The mean body mass index and mean weight showed a remarkable difference of nutritional status between infected and uninfected children. Children infected with intestinal parasites tend to be thinner than uninfected ones. Thus, there is no doubt that intestinal parasites may produce a remarkably and significant adverse effects on the weight gain inducing a significant contribution to the development of nutritional deficiencies in the group of children studied. The synergism observed between intestinal parasites and malnutrition in this study may be attributed to the fact that hookworm,
The prevalence of infections was higher among male than female this may be attributed to the fact that males are more often engaged in predisposing activities like playing football.
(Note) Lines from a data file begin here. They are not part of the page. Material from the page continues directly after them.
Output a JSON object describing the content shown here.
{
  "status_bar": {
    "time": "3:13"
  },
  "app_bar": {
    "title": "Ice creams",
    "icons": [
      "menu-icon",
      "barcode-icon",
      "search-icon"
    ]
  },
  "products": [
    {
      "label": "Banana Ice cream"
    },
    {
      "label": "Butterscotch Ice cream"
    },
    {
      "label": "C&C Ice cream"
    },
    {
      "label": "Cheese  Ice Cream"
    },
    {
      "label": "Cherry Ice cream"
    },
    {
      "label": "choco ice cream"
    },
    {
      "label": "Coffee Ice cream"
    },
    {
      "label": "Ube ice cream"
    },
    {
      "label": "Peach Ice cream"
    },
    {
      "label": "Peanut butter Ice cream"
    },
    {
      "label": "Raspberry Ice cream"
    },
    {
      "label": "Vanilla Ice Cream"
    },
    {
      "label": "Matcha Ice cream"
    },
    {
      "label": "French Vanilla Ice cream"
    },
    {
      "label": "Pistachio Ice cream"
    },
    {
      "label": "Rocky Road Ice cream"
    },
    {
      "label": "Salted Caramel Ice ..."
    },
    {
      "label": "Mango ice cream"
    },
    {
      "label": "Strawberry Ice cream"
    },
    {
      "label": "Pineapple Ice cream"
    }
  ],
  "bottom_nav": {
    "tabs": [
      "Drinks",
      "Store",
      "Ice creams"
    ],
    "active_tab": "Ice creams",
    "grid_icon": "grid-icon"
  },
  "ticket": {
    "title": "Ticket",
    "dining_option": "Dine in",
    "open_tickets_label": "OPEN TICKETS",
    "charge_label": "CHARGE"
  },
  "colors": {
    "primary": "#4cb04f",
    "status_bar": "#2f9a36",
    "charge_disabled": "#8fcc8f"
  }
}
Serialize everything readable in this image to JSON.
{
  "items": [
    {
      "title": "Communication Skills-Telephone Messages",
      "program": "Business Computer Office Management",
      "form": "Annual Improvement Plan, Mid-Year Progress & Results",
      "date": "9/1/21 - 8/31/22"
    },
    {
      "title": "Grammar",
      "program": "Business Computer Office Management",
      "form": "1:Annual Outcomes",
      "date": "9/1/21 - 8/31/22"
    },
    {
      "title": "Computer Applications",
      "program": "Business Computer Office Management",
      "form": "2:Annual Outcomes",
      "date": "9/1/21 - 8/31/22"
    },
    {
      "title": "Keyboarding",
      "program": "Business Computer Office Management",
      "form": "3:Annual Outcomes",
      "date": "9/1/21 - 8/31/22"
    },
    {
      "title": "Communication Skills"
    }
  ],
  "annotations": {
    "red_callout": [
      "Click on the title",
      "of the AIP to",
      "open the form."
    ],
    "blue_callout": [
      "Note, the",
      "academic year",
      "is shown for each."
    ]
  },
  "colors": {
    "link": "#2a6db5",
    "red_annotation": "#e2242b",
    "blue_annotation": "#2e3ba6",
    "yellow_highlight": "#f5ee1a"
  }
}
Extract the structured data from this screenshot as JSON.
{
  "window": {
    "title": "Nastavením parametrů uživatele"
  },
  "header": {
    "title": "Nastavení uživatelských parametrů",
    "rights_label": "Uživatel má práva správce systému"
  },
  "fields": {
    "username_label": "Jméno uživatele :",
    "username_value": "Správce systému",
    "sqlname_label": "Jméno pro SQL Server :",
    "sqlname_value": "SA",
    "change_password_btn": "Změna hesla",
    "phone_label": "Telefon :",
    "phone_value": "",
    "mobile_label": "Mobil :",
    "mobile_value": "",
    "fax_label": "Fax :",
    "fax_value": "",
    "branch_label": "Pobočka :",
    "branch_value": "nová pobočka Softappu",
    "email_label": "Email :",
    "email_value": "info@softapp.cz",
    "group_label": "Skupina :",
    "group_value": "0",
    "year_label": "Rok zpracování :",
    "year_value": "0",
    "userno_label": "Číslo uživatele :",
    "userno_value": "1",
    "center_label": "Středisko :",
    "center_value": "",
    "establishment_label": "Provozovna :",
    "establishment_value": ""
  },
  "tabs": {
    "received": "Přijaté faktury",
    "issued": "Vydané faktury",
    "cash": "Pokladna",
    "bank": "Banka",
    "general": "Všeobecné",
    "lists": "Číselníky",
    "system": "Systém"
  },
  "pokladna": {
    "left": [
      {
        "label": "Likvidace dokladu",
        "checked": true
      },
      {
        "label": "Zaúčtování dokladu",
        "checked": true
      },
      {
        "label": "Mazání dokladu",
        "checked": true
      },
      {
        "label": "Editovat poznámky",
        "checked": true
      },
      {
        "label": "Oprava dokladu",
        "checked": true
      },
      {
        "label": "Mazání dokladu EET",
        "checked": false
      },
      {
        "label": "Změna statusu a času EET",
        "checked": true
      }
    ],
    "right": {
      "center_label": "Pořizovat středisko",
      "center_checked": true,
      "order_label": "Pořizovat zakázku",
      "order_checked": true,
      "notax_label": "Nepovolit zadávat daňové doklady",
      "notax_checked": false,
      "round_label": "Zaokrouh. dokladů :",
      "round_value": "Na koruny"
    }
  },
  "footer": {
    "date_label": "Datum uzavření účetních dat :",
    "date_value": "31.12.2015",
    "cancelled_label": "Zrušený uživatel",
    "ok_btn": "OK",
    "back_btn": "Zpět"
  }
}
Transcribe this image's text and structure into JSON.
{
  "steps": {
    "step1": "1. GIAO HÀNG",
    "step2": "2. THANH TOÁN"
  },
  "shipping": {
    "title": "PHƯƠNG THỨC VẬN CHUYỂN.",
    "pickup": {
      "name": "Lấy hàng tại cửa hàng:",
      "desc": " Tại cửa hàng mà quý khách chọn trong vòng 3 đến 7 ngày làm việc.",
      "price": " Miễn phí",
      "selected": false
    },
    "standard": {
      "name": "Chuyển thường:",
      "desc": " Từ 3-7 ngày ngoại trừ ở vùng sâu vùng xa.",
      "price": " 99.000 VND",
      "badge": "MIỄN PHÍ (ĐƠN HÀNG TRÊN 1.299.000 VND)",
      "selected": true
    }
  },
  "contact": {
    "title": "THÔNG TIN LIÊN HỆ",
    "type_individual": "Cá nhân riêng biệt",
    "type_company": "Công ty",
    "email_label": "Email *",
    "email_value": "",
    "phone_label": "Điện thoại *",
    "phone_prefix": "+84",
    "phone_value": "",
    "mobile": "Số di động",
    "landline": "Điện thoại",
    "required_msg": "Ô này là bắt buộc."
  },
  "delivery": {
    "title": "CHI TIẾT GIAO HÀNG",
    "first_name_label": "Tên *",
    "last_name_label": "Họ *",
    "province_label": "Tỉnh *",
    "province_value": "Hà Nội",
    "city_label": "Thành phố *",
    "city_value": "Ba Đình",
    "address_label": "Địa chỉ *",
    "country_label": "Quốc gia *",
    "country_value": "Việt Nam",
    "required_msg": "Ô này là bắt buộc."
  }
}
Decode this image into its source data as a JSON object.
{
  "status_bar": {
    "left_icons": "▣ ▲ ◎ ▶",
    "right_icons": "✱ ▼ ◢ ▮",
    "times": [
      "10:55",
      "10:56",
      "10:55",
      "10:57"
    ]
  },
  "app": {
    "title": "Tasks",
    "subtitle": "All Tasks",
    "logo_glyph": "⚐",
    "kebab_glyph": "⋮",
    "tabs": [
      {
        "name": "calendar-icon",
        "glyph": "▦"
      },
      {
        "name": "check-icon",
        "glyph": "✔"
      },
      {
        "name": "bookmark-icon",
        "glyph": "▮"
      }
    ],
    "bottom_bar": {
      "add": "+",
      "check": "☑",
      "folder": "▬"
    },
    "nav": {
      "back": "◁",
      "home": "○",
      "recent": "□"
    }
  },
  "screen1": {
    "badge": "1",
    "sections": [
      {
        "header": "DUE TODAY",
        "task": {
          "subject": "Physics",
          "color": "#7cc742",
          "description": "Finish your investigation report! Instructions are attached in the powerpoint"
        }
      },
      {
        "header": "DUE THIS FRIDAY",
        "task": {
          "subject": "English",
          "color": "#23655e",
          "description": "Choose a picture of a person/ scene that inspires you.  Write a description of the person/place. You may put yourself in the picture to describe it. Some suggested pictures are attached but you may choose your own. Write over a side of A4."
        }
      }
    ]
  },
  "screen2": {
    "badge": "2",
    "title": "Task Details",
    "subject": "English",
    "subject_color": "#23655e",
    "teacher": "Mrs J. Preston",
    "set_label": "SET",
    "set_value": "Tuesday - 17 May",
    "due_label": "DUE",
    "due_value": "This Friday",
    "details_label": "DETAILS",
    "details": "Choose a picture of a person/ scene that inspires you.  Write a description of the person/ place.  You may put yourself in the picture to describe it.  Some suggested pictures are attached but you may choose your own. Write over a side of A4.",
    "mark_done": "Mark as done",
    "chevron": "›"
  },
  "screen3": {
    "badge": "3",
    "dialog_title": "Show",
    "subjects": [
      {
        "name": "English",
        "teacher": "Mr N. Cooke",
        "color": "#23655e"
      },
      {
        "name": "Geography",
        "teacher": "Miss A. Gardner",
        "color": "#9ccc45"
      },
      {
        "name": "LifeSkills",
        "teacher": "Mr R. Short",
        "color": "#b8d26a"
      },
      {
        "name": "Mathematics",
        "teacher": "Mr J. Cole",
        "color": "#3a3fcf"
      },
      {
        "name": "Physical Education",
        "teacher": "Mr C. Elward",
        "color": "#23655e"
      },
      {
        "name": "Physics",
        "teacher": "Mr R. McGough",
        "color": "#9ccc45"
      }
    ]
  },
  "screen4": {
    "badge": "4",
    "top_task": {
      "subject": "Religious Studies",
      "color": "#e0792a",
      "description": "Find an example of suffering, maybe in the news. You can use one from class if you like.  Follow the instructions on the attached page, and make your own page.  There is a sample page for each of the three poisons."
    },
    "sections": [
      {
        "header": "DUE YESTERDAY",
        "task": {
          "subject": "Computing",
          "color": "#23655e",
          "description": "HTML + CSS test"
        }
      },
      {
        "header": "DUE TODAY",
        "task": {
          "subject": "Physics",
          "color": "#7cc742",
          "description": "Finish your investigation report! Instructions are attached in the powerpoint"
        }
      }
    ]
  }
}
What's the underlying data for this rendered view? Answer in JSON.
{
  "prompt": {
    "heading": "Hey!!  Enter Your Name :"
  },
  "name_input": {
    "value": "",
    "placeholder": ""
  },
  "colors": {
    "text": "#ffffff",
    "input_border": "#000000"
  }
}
The reasons of high rate of malnutrition recorded among females are far beyond the limits of this study and need more studies to be answered.
The study shows that a synergism exists between intestinal parasitic infections and malnutrition in school children in Makurdi. But it is important to stress that ‘association” does not equal ‘cause’. An example of this is the uncertainty about some other factors in the development of malnutrition. Therefore investment in education that it is not accompanied by investment in the health and nutrition of school children is a net loss for a country. If an improved health and amelioration of nutritional status in school children can be done, it will obviously contribute to high enrolments, better school attendance, lower rate of dropout, improved performance in academic work and to social equity and economic growth as healthy persons have the energy to work. However, to ameliorate the state of public health problem in school children in the nation, it is recommended that facilities for the physical maintenance of school health and nutrition and minimum health (first aid, etc) need to be in place where possible, regular medical check-ups could be undertaken. All schools must have adequate and clean toilets, clean drinking water. Future school designs should also take account of kitchen and minimum health facilities while school nutrition and health committees and food production units should be part of a new school environment.
The headmasters and teachers are thankfully acknowledged for their assistance and support during data collection. Thanks are also due to the pupils that participated in the study.